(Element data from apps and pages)
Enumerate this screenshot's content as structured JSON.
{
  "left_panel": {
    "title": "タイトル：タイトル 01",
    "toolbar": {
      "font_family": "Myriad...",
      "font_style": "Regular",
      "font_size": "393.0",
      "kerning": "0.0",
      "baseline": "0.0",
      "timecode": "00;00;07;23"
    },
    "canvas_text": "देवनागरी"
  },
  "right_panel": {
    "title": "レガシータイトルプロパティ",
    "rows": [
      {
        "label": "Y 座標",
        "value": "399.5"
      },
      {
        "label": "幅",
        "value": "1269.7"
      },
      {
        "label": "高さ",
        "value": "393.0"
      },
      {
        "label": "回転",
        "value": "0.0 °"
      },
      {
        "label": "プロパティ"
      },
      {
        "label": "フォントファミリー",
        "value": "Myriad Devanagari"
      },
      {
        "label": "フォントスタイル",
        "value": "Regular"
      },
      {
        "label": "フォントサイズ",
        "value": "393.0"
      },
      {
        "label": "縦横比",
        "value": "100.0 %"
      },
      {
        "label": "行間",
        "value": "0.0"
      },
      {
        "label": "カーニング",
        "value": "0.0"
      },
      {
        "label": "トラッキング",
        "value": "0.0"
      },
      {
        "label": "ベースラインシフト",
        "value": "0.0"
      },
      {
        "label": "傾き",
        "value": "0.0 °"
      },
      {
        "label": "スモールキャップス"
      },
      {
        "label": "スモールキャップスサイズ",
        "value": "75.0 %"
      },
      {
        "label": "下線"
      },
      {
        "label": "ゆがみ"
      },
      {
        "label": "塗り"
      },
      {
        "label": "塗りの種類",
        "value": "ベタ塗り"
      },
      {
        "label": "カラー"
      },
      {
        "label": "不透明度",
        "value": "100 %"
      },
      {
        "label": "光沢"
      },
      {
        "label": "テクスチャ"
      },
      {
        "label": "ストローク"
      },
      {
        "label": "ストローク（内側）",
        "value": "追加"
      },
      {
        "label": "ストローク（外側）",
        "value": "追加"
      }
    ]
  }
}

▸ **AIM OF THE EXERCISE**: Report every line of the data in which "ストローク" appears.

▸ **PROBLEM SOLUTION**:
        "label": "ストローク"
        "label": "ストローク（内側）",
        "label": "ストローク（外側）",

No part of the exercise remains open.